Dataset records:
-- Opening Marker --
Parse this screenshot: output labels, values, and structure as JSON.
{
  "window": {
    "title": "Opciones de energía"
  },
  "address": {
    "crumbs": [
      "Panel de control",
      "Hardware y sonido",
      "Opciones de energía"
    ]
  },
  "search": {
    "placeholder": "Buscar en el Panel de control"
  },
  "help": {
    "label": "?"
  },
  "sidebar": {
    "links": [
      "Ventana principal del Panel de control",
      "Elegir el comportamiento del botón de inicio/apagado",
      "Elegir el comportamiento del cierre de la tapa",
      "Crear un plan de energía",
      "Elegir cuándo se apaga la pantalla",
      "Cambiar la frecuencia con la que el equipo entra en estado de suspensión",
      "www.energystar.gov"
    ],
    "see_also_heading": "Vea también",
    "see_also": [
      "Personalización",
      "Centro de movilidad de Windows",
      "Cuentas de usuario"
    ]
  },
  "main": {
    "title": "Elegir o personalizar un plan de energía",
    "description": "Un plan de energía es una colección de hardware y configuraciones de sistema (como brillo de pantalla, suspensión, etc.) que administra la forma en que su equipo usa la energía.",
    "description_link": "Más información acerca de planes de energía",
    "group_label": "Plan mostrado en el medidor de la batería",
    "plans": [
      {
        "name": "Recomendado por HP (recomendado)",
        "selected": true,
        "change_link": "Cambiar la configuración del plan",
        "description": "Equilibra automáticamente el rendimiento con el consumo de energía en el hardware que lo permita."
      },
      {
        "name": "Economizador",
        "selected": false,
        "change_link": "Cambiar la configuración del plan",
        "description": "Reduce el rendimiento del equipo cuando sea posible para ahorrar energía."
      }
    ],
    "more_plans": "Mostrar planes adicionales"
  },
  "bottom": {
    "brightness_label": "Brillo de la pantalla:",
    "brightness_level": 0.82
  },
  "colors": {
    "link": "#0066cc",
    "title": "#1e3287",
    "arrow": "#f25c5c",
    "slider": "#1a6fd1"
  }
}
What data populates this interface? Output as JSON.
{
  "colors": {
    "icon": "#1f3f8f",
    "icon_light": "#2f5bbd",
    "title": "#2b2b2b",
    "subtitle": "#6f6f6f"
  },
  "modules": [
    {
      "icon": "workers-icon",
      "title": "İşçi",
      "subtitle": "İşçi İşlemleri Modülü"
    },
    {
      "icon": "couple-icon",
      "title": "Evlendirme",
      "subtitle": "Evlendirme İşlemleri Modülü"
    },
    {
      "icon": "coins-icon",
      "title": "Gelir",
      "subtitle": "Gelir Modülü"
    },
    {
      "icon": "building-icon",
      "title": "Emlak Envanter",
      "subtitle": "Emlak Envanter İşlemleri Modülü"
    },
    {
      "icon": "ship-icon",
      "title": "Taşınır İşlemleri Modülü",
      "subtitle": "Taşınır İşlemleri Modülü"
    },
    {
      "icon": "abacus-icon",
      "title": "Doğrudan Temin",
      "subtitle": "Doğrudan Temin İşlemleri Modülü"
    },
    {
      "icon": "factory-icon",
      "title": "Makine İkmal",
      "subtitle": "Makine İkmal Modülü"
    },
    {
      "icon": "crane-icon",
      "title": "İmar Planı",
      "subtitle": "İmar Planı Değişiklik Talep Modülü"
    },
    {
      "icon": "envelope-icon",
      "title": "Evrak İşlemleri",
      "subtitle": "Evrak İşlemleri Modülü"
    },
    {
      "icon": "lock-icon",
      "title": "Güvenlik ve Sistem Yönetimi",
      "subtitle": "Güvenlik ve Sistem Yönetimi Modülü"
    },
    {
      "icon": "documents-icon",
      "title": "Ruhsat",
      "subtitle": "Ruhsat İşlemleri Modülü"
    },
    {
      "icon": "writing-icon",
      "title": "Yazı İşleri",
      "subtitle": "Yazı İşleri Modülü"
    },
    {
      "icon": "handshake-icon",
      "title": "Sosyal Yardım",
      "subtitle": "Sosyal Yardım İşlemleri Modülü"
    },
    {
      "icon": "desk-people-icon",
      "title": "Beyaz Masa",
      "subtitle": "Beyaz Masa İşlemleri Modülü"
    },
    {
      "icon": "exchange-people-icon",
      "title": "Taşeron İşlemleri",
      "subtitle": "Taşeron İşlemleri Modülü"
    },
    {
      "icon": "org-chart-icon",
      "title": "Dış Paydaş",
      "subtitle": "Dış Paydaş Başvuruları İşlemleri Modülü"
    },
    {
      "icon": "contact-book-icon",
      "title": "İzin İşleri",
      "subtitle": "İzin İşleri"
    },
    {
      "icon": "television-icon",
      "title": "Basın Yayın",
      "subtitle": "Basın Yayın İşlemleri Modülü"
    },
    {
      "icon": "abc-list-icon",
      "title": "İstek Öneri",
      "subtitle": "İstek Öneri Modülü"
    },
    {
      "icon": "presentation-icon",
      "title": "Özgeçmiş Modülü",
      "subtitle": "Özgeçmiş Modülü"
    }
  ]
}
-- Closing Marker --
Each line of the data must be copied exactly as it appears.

#### TASK RESPONSE
Parse this screenshot: output labels, values, and structure as JSON.
{
  "window": {
    "title": "Opciones de energía"
  },
  "address": {
    "crumbs": [
      "Panel de control",
      "Hardware y sonido",
      "Opciones de energía"
    ]
  },
  "search": {
    "placeholder": "Buscar en el Panel de control"
  },
  "help": {
    "label": "?"
  },
  "sidebar": {
    "links": [
      "Ventana principal del Panel de control",
      "Elegir el comportamiento del botón de inicio/apagado",
      "Elegir el comportamiento del cierre de la tapa",
      "Crear un plan de energía",
      "Elegir cuándo se apaga la pantalla",
      "Cambiar la frecuencia con la que el equipo entra en estado de suspensión",
      "www.energystar.gov"
    ],
    "see_also_heading": "Vea también",
    "see_also": [
      "Personalización",
      "Centro de movilidad de Windows",
      "Cuentas de usuario"
    ]
  },
  "main": {
    "title": "Elegir o personalizar un plan de energía",
    "description": "Un plan de energía es una colección de hardware y configuraciones de sistema (como brillo de pantalla, suspensión, etc.) que administra la forma en que su equipo usa la energía.",
    "description_link": "Más información acerca de planes de energía",
    "group_label": "Plan mostrado en el medidor de la batería",
    "plans": [
      {
        "name": "Recomendado por HP (recomendado)",
        "selected": true,
        "change_link": "Cambiar la configuración del plan",
        "description": "Equilibra automáticamente el rendimiento con el consumo de energía en el hardware que lo permita."
      },
      {
        "name": "Economizador",
        "selected": false,
        "change_link": "Cambiar la configuración del plan",
        "description": "Reduce el rendimiento del equipo cuando sea posible para ahorrar energía."
      }
    ],
    "more_plans": "Mostrar planes adicionales"
  },
  "bottom": {
    "brightness_label": "Brillo de la pantalla:",
    "brightness_level": 0.82
  },
  "colors": {
    "link": "#0066cc",
    "title": "#1e3287",
    "arrow": "#f25c5c",
    "slider": "#1a6fd1"
  }
}
What data populates this interface? Output as JSON.
{
  "colors": {
    "icon": "#1f3f8f",
    "icon_light": "#2f5bbd",
    "title": "#2b2b2b",
    "subtitle": "#6f6f6f"
  },
  "modules": [
    {
      "icon": "workers-icon",
      "title": "İşçi",
      "subtitle": "İşçi İşlemleri Modülü"
    },
    {
      "icon": "couple-icon",
      "title": "Evlendirme",
      "subtitle": "Evlendirme İşlemleri Modülü"
    },
    {
      "icon": "coins-icon",
      "title": "Gelir",
      "subtitle": "Gelir Modülü"
    },
    {
      "icon": "building-icon",
      "title": "Emlak Envanter",
      "subtitle": "Emlak Envanter İşlemleri Modülü"
    },
    {
      "icon": "ship-icon",
      "title": "Taşınır İşlemleri Modülü",
      "subtitle": "Taşınır İşlemleri Modülü"
    },
    {
      "icon": "abacus-icon",
      "title": "Doğrudan Temin",
      "subtitle": "Doğrudan Temin İşlemleri Modülü"
    },
    {
      "icon": "factory-icon",
      "title": "Makine İkmal",
      "subtitle": "Makine İkmal Modülü"
    },
    {
      "icon": "crane-icon",
      "title": "İmar Planı",
      "subtitle": "İmar Planı Değişiklik Talep Modülü"
    },
    {
      "icon": "envelope-icon",
      "title": "Evrak İşlemleri",
      "subtitle": "Evrak İşlemleri Modülü"
    },
    {
      "icon": "lock-icon",
      "title": "Güvenlik ve Sistem Yönetimi",
      "subtitle": "Güvenlik ve Sistem Yönetimi Modülü"
    },
    {
      "icon": "documents-icon",
      "title": "Ruhsat",
      "subtitle": "Ruhsat İşlemleri Modülü"
    },
    {
      "icon": "writing-icon",
      "title": "Yazı İşleri",
      "subtitle": "Yazı İşleri Modülü"
    },
    {
      "icon": "handshake-icon",
      "title": "Sosyal Yardım",
      "subtitle": "Sosyal Yardım İşlemleri Modülü"
    },
    {
      "icon": "desk-people-icon",
      "title": "Beyaz Masa",
      "subtitle": "Beyaz Masa İşlemleri Modülü"
    },
    {
      "icon": "exchange-people-icon",
      "title": "Taşeron İşlemleri",
      "subtitle": "Taşeron İşlemleri Modülü"
    },
    {
      "icon": "org-chart-icon",
      "title": "Dış Paydaş",
      "subtitle": "Dış Paydaş Başvuruları İşlemleri Modülü"
    },
    {
      "icon": "contact-book-icon",
      "title": "İzin İşleri",
      "subtitle": "İzin İşleri"
    },
    {
      "icon": "television-icon",
      "title": "Basın Yayın",
      "subtitle": "Basın Yayın İşlemleri Modülü"
    },
    {
      "icon": "abc-list-icon",
      "title": "İstek Öneri",
      "subtitle": "İstek Öneri Modülü"
    },
    {
      "icon": "presentation-icon",
      "title": "Özgeçmiş Modülü",
      "subtitle": "Özgeçmiş Modülü"
    }
  ]
}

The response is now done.